Each entry in the listing below should be returned precisely as it is.

Segment Start: MATERIALS PROVIDED

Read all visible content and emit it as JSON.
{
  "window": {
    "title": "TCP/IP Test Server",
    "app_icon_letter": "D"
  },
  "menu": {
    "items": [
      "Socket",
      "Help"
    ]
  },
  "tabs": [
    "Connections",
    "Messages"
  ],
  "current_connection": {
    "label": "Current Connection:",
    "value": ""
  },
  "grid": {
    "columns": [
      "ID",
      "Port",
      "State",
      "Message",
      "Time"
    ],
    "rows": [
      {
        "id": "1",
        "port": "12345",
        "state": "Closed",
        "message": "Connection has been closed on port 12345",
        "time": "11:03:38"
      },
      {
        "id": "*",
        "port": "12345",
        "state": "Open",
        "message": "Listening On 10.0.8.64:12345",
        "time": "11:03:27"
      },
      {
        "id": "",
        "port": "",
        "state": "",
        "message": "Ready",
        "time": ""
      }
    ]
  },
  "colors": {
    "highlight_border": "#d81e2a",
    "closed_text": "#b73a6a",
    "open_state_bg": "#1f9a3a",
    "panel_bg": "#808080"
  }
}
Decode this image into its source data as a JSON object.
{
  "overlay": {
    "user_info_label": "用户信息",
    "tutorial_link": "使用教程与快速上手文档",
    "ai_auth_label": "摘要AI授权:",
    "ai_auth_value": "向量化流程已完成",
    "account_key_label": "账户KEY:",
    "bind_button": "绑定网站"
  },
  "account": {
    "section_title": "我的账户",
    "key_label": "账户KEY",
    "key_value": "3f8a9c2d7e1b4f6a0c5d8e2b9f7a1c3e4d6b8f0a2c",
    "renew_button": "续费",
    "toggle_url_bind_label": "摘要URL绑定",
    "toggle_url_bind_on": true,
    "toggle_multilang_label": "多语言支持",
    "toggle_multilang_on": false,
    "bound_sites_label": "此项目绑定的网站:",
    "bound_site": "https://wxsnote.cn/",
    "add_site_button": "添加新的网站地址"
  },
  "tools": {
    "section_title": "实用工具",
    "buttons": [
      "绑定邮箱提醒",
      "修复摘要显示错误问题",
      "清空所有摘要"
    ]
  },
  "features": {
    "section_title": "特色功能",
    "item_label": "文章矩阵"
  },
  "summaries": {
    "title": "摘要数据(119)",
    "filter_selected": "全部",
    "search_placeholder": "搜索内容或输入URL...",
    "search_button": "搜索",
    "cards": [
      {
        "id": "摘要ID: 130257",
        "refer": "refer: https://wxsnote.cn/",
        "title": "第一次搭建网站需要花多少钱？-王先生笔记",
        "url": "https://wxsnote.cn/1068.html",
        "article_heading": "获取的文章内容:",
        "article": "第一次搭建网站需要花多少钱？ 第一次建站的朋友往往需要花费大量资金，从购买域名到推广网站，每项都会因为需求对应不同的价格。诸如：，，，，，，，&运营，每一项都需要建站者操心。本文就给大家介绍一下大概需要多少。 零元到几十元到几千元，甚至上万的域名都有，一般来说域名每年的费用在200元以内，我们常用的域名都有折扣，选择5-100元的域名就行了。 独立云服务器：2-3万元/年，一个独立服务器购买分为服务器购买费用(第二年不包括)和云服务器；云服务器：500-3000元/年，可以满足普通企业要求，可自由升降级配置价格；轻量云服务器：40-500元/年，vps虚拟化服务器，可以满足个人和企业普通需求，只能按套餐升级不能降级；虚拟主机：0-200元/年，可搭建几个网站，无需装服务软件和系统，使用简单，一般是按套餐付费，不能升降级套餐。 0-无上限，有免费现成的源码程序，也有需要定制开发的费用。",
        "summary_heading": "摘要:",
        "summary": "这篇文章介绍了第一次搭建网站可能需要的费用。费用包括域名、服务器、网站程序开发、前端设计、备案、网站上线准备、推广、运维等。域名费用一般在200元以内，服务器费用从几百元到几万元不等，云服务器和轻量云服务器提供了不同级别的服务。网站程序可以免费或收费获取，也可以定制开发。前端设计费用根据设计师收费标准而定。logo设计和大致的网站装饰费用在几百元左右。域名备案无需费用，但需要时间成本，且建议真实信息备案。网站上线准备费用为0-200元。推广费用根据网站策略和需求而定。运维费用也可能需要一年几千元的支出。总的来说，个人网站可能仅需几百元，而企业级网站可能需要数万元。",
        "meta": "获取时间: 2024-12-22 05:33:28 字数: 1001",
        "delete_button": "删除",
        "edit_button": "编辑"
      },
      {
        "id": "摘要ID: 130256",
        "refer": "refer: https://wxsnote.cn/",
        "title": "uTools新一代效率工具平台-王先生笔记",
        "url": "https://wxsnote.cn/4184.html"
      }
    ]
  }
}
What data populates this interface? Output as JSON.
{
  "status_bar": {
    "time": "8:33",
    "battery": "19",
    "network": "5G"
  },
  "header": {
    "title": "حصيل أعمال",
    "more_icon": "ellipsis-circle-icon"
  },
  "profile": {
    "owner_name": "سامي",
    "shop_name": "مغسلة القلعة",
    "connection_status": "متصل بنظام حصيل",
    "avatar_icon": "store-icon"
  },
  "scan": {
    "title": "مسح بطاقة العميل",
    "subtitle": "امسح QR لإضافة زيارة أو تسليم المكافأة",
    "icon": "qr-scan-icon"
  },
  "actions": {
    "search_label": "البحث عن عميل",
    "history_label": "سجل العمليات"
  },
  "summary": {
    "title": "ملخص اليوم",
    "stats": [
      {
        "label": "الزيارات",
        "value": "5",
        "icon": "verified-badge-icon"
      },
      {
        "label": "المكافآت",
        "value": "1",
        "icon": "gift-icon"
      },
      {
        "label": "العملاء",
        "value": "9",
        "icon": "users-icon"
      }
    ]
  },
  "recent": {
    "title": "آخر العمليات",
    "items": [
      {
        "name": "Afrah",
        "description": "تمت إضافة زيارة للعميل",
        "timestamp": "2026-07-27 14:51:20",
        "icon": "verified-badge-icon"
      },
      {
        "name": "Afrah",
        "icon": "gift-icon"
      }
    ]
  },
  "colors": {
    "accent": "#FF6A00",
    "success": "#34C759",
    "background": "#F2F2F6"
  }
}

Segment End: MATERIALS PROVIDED

**RESPONSE BOX**
Read all visible content and emit it as JSON.
{
  "window": {
    "title": "TCP/IP Test Server",
    "app_icon_letter": "D"
  },
  "menu": {
    "items": [
      "Socket",
      "Help"
    ]
  },
  "tabs": [
    "Connections",
    "Messages"
  ],
  "current_connection": {
    "label": "Current Connection:",
    "value": ""
  },
  "grid": {
    "columns": [
      "ID",
      "Port",
      "State",
      "Message",
      "Time"
    ],
    "rows": [
      {
        "id": "1",
        "port": "12345",
        "state": "Closed",
        "message": "Connection has been closed on port 12345",
        "time": "11:03:38"
      },
      {
        "id": "*",
        "port": "12345",
        "state": "Open",
        "message": "Listening On 10.0.8.64:12345",
        "time": "11:03:27"
      },
      {
        "id": "",
        "port": "",
        "state": "",
        "message": "Ready",
        "time": ""
      }
    ]
  },
  "colors": {
    "highlight_border": "#d81e2a",
    "closed_text": "#b73a6a",
    "open_state_bg": "#1f9a3a",
    "panel_bg": "#808080"
  }
}
Decode this image into its source data as a JSON object.
{
  "overlay": {
    "user_info_label": "用户信息",
    "tutorial_link": "使用教程与快速上手文档",
    "ai_auth_label": "摘要AI授权:",
    "ai_auth_value": "向量化流程已完成",
    "account_key_label": "账户KEY:",
    "bind_button": "绑定网站"
  },
  "account": {
    "section_title": "我的账户",
    "key_label": "账户KEY",
    "key_value": "3f8a9c2d7e1b4f6a0c5d8e2b9f7a1c3e4d6b8f0a2c",
    "renew_button": "续费",
    "toggle_url_bind_label": "摘要URL绑定",
    "toggle_url_bind_on": true,
    "toggle_multilang_label": "多语言支持",
    "toggle_multilang_on": false,
    "bound_sites_label": "此项目绑定的网站:",
    "bound_site": "https://wxsnote.cn/",
    "add_site_button": "添加新的网站地址"
  },
  "tools": {
    "section_title": "实用工具",
    "buttons": [
      "绑定邮箱提醒",
      "修复摘要显示错误问题",
      "清空所有摘要"
    ]
  },
  "features": {
    "section_title": "特色功能",
    "item_label": "文章矩阵"
  },
  "summaries": {
    "title": "摘要数据(119)",
    "filter_selected": "全部",
    "search_placeholder": "搜索内容或输入URL...",
    "search_button": "搜索",
    "cards": [
      {
        "id": "摘要ID: 130257",
        "refer": "refer: https://wxsnote.cn/",
        "title": "第一次搭建网站需要花多少钱？-王先生笔记",
        "url": "https://wxsnote.cn/1068.html",
        "article_heading": "获取的文章内容:",
        "article": "第一次搭建网站需要花多少钱？ 第一次建站的朋友往往需要花费大量资金，从购买域名到推广网站，每项都会因为需求对应不同的价格。诸如：，，，，，，，&运营，每一项都需要建站者操心。本文就给大家介绍一下大概需要多少。 零元到几十元到几千元，甚至上万的域名都有，一般来说域名每年的费用在200元以内，我们常用的域名都有折扣，选择5-100元的域名就行了。 独立云服务器：2-3万元/年，一个独立服务器购买分为服务器购买费用(第二年不包括)和云服务器；云服务器：500-3000元/年，可以满足普通企业要求，可自由升降级配置价格；轻量云服务器：40-500元/年，vps虚拟化服务器，可以满足个人和企业普通需求，只能按套餐升级不能降级；虚拟主机：0-200元/年，可搭建几个网站，无需装服务软件和系统，使用简单，一般是按套餐付费，不能升降级套餐。 0-无上限，有免费现成的源码程序，也有需要定制开发的费用。",
        "summary_heading": "摘要:",
        "summary": "这篇文章介绍了第一次搭建网站可能需要的费用。费用包括域名、服务器、网站程序开发、前端设计、备案、网站上线准备、推广、运维等。域名费用一般在200元以内，服务器费用从几百元到几万元不等，云服务器和轻量云服务器提供了不同级别的服务。网站程序可以免费或收费获取，也可以定制开发。前端设计费用根据设计师收费标准而定。logo设计和大致的网站装饰费用在几百元左右。域名备案无需费用，但需要时间成本，且建议真实信息备案。网站上线准备费用为0-200元。推广费用根据网站策略和需求而定。运维费用也可能需要一年几千元的支出。总的来说，个人网站可能仅需几百元，而企业级网站可能需要数万元。",
        "meta": "获取时间: 2024-12-22 05:33:28 字数: 1001",
        "delete_button": "删除",
        "edit_button": "编辑"
      },
      {
        "id": "摘要ID: 130256",
        "refer": "refer: https://wxsnote.cn/",
        "title": "uTools新一代效率工具平台-王先生笔记",
        "url": "https://wxsnote.cn/4184.html"
      }
    ]
  }
}
What data populates this interface? Output as JSON.
{
  "status_bar": {
    "time": "8:33",
    "battery": "19",
    "network": "5G"
  },
  "header": {
    "title": "حصيل أعمال",
    "more_icon": "ellipsis-circle-icon"
  },
  "profile": {
    "owner_name": "سامي",
    "shop_name": "مغسلة القلعة",
    "connection_status": "متصل بنظام حصيل",
    "avatar_icon": "store-icon"
  },
  "scan": {
    "title": "مسح بطاقة العميل",
    "subtitle": "امسح QR لإضافة زيارة أو تسليم المكافأة",
    "icon": "qr-scan-icon"
  },
  "actions": {
    "search_label": "البحث عن عميل",
    "history_label": "سجل العمليات"
  },
  "summary": {
    "title": "ملخص اليوم",
    "stats": [
      {
        "label": "الزيارات",
        "value": "5",
        "icon": "verified-badge-icon"
      },
      {
        "label": "المكافآت",
        "value": "1",
        "icon": "gift-icon"
      },
      {
        "label": "العملاء",
        "value": "9",
        "icon": "users-icon"
      }
    ]
  },
  "recent": {
    "title": "آخر العمليات",
    "items": [
      {
        "name": "Afrah",
        "description": "تمت إضافة زيارة للعميل",
        "timestamp": "2026-07-27 14:51:20",
        "icon": "verified-badge-icon"
      },
      {
        "name": "Afrah",
        "icon": "gift-icon"
      }
    ]
  },
  "colors": {
    "accent": "#FF6A00",
    "success": "#34C759",
    "background": "#F2F2F6"
  }
}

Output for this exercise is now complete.